Biosimilar medicines contain the same active substance and have the same therapeutic effect as branded medicines. Their price is at least 31% lower than the original price of the branded medicine. Biosimilars are essential to making expensive biologic treatments available as widely as possible.
To date, we have experience from 700 million patient days with biosimilars registered in Europe. Over the last 10 years, the EU monitoring system for safety concerns has not identified any relevant difference in the nature, severity or frequency of adverse effects between biosimilars and their reference medicines.
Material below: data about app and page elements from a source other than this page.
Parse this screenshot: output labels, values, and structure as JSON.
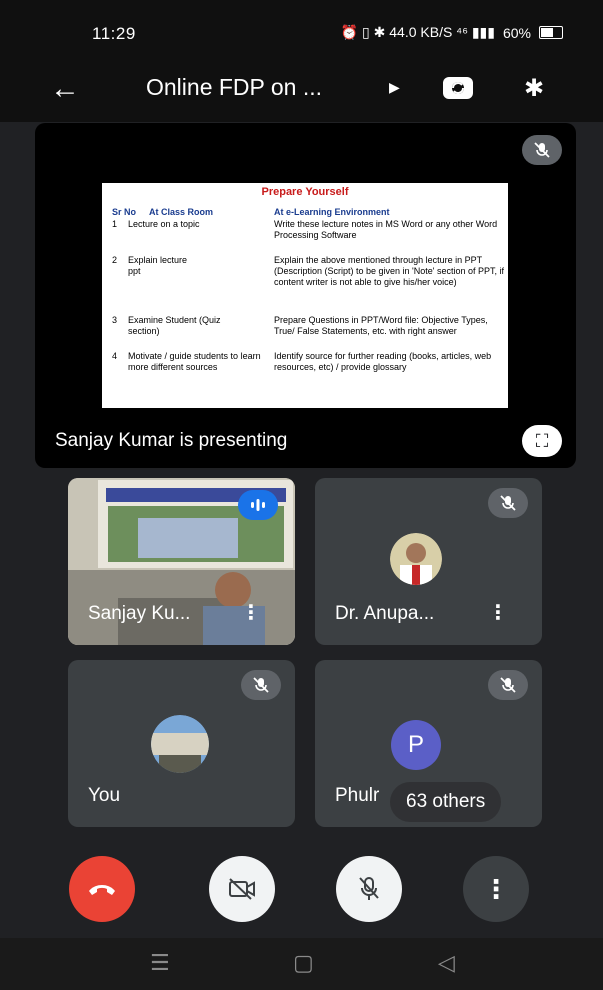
{
  "status_bar": {
    "time": "11:29",
    "icons_right": "⏰ ▯ ✱ 44.0 KB/S ⁴⁶ ▮▮▮",
    "battery": "60%"
  },
  "header": {
    "back_icon": "←",
    "title": "Online FDP on ...",
    "caret": "▶",
    "bluetooth_icon": "✱"
  },
  "presentation": {
    "slide": {
      "title": "Prepare Yourself",
      "col_sr": "Sr No",
      "col_class": "At Class Room",
      "col_elearn": "At e-Learning Environment",
      "rows": [
        {
          "sr": "1",
          "class": "Lecture on a topic",
          "elearn": "Write these lecture notes in MS Word or any other Word Processing Software"
        },
        {
          "sr": "2",
          "class": "Explain lecture ppt",
          "elearn": "Explain the above mentioned through lecture in PPT (Description (Script) to be given in 'Note' section of PPT, if content writer is not able to give his/her voice)"
        },
        {
          "sr": "3",
          "class": "Examine Student (Quiz section)",
          "elearn": "Prepare Questions in PPT/Word file: Objective Types, True/ False Statements, etc. with right answer"
        },
        {
          "sr": "4",
          "class": "Motivate / guide students to learn more different sources",
          "elearn": "Identify source for further reading (books, articles, web resources, etc) / provide glossary"
        }
      ]
    },
    "presenting_text": "Sanjay Kumar is presenting",
    "fullscreen_icon": "⛶"
  },
  "participants": [
    {
      "name": "Sanjay Ku...",
      "more": "⋮"
    },
    {
      "name": "Dr. Anupa...",
      "more": "⋮"
    },
    {
      "name": "You"
    },
    {
      "name": "Phulr",
      "avatar_letter": "P",
      "others_label": "63 others"
    }
  ],
  "controls": {
    "more_icon": "⋮"
  },
  "nav": {
    "menu": "☰",
    "home": "▢",
    "back": "◁"
  },
  "colors": {
    "background": "#202124",
    "end_call": "#ea4335",
    "avatar_p": "#5b5fc7",
    "slide_title": "#c81b1b",
    "slide_heading": "#1a3c8f"
  }
}
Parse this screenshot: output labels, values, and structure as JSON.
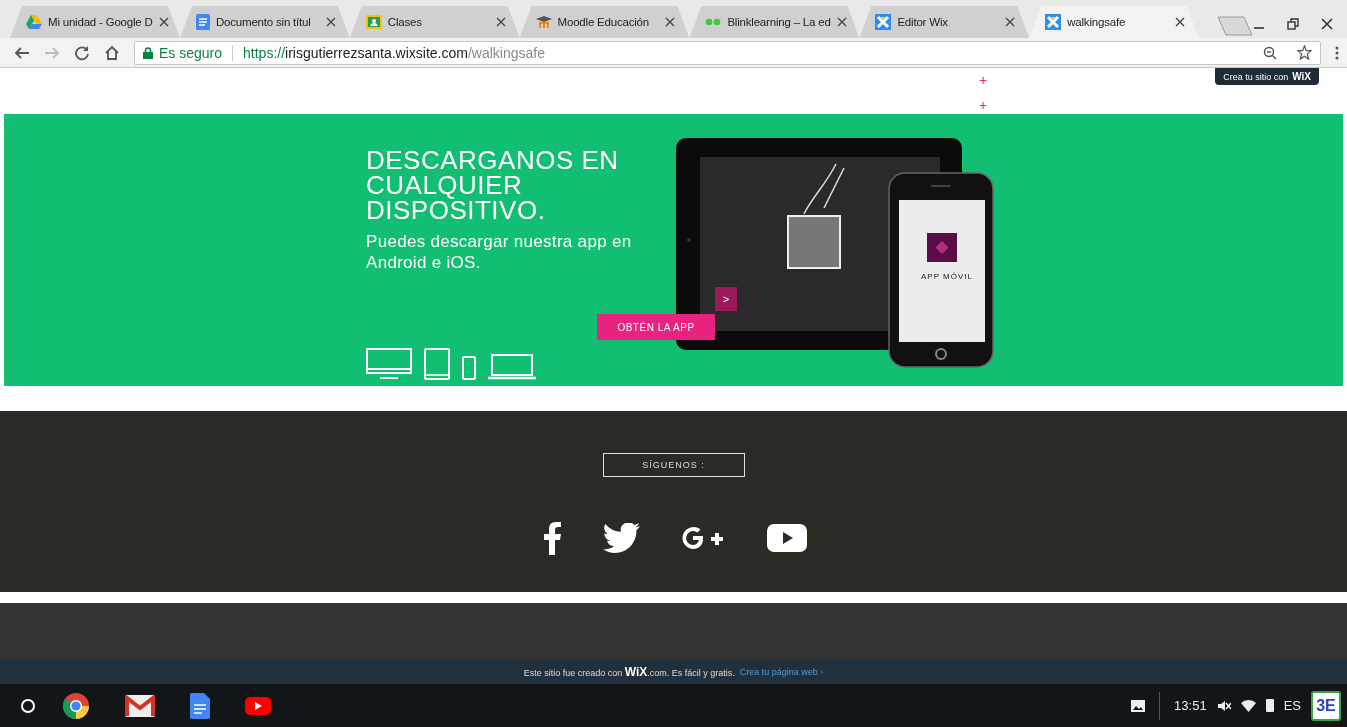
{
  "tabs": [
    {
      "kind": "drive",
      "title": "Mi unidad - Google D",
      "selected": false
    },
    {
      "kind": "docs",
      "title": "Documento sin títul",
      "selected": false
    },
    {
      "kind": "classroom",
      "title": "Clases",
      "selected": false
    },
    {
      "kind": "moodle",
      "title": "Moodle Educación",
      "selected": false
    },
    {
      "kind": "blink",
      "title": "Blinklearning – La ed",
      "selected": false
    },
    {
      "kind": "wix",
      "title": "Editor Wix",
      "selected": false
    },
    {
      "kind": "wix",
      "title": "walkingsafe",
      "selected": true
    }
  ],
  "toolbar": {
    "back_disabled": false,
    "forward_disabled": true,
    "security_label": "Es seguro",
    "url_scheme": "https://",
    "url_host": "irisgutierrezsanta.wixsite.com",
    "url_path": "/walkingsafe"
  },
  "page": {
    "plus_marks": [
      "+",
      "+"
    ],
    "wix_badge": {
      "text": "Crea tu sitio con",
      "brand": "WiX"
    },
    "hero": {
      "title": "DESCARGANOS EN CUALQUIER DISPOSITIVO.",
      "subtitle": "Puedes descargar nuestra app en Android e iOS.",
      "slide_arrow": ">",
      "phone_label": "APP MÓVIL",
      "button": "OBTÉN LA APP",
      "devices": [
        {
          "kind": "monitor"
        },
        {
          "kind": "tablet"
        },
        {
          "kind": "phone"
        },
        {
          "kind": "laptop"
        }
      ]
    },
    "follow": {
      "label": "SÍGUENOS :",
      "socials": [
        {
          "kind": "facebook"
        },
        {
          "kind": "twitter"
        },
        {
          "kind": "googleplus"
        },
        {
          "kind": "youtube"
        }
      ]
    },
    "wix_footer": {
      "text_before": "Este sitio fue creado con",
      "brand": "WiX",
      "text_after": ".com. Es fácil y gratis.",
      "link": "Crea tu página web ›"
    }
  },
  "shelf": {
    "apps": [
      {
        "kind": "chrome"
      },
      {
        "kind": "gmail"
      },
      {
        "kind": "docs"
      },
      {
        "kind": "youtube"
      }
    ],
    "time": "13:51",
    "language": "ES",
    "avatar": "3E"
  }
}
Biosimilars are characterised by their complex production process. In contrast to the creation of a simple chemical compound medicine, biological medicines – including biosimilars – are derived from living organisms. This relies on extensive investment by the companies that are bringing them on the market. The commercialisation of a biosimilar in a specific market must therefore be thoroughly assessed in terms of feasibility and success.
And that is exactly the problem in Belgium. Sometimes, many years after the biosimilar has become available, its market volume remains too low. This is manifestly insufficient for an acceptable 'return on investment'. Figures from other European countries show that Belgium is lagging far behind in the use of biosimilars. This inhibits market competition and may, consequently, pose a threat to the availability of these medicines for Belgian patients.
A healthy climate for biosimilars in Belgium is of essential importance, because their mere availability results in added value, since biosimilars immediately lower the federal healthcare expenditure. Hence, they create budgetary space for treating new patient groups or make resources available for expensive innovative medicines. The potential to tap is huge: today, the total federal budget for biological medicines for which a biosimilar is already available on the Belgian market or is expected to be available over the coming years amounts to more than half a billion euros. This potential can be realised not only by administering biosimilars to new patients but also by ‘switching’ existing patients to biosimilar medicines.
From an international perspective, scientific discussions on the application of switch programmes are now far behind us. For this reason, the medicines agency FAMHP has given the green light to switching in 2016.
Medaxes is therefore focusing on initiatives accelerating the uptake of biosimilars in Belgium. These medicines are just as high-quality, safe and effective as the original, and are perfectly interchangeable. Belgium should not miss the opportunity for its healthcare insurance.